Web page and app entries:
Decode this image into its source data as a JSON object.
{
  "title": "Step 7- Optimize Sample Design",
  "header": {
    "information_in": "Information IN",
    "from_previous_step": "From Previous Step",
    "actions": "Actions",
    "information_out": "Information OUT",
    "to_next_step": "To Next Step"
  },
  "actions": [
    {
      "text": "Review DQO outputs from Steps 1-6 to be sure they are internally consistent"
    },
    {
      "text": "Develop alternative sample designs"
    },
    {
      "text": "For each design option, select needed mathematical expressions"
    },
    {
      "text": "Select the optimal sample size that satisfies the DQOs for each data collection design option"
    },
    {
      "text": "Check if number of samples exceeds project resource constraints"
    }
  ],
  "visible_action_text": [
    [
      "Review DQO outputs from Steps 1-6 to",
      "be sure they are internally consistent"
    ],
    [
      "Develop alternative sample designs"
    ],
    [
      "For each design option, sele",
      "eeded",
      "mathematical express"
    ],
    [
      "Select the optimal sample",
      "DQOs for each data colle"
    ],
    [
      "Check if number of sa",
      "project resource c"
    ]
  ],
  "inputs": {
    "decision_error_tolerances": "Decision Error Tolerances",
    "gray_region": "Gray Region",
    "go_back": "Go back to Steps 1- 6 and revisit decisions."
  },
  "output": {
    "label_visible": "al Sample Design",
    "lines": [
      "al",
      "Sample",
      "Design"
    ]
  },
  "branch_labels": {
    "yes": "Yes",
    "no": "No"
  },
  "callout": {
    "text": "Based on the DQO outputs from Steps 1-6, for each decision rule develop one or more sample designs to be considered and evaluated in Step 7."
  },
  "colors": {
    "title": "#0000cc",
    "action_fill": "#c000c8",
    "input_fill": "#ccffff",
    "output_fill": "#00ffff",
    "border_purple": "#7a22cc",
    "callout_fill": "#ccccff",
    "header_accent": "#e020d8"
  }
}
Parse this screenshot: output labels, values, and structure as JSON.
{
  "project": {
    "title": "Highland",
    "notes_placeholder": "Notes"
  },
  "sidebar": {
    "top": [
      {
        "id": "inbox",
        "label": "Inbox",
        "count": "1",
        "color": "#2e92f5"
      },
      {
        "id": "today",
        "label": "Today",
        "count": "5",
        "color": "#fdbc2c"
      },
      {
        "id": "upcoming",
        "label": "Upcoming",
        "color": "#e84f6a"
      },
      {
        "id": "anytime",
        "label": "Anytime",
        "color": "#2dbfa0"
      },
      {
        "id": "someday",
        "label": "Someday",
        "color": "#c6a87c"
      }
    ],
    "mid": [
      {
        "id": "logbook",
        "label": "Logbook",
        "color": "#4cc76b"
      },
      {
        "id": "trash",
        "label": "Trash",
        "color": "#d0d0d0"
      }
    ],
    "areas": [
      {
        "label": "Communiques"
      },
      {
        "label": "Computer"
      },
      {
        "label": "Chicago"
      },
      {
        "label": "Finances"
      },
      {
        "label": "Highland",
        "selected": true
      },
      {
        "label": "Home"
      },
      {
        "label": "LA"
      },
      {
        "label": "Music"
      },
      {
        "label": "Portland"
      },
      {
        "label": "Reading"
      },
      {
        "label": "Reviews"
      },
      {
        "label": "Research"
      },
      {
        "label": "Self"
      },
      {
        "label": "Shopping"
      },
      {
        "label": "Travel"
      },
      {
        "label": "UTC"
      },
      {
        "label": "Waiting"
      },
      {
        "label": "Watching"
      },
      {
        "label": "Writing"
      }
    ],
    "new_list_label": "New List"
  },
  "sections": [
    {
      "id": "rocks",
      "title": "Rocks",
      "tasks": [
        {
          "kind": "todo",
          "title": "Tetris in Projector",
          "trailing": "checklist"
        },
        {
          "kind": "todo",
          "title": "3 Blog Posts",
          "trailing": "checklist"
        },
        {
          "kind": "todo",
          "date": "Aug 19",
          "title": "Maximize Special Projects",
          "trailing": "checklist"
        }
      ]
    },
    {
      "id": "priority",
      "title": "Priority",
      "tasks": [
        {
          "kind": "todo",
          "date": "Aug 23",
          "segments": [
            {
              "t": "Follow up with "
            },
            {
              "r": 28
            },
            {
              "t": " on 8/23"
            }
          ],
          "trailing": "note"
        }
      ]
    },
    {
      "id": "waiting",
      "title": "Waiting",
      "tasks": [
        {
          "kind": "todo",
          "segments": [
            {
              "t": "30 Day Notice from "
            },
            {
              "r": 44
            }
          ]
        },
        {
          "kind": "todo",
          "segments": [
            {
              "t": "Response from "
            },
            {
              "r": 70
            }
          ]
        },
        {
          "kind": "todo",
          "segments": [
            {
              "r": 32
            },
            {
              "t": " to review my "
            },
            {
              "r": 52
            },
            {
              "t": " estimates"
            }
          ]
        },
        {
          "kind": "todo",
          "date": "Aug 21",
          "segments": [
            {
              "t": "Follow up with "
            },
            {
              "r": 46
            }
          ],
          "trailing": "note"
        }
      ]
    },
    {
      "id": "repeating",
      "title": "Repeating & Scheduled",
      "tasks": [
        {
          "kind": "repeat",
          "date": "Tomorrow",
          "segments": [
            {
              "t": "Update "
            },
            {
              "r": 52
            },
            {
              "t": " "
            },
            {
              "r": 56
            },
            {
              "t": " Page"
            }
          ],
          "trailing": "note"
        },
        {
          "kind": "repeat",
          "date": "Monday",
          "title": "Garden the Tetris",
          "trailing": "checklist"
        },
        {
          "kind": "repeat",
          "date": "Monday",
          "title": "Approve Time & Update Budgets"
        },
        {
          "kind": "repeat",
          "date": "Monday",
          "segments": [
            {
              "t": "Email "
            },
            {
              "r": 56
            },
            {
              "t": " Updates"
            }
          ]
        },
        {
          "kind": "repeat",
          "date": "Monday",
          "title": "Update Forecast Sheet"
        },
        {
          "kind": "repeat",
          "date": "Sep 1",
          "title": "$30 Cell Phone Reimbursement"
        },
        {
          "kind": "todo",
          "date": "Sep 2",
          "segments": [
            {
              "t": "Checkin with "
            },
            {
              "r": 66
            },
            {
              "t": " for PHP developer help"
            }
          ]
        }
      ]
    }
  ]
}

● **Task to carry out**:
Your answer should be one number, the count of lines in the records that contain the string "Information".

● **Solution**:
2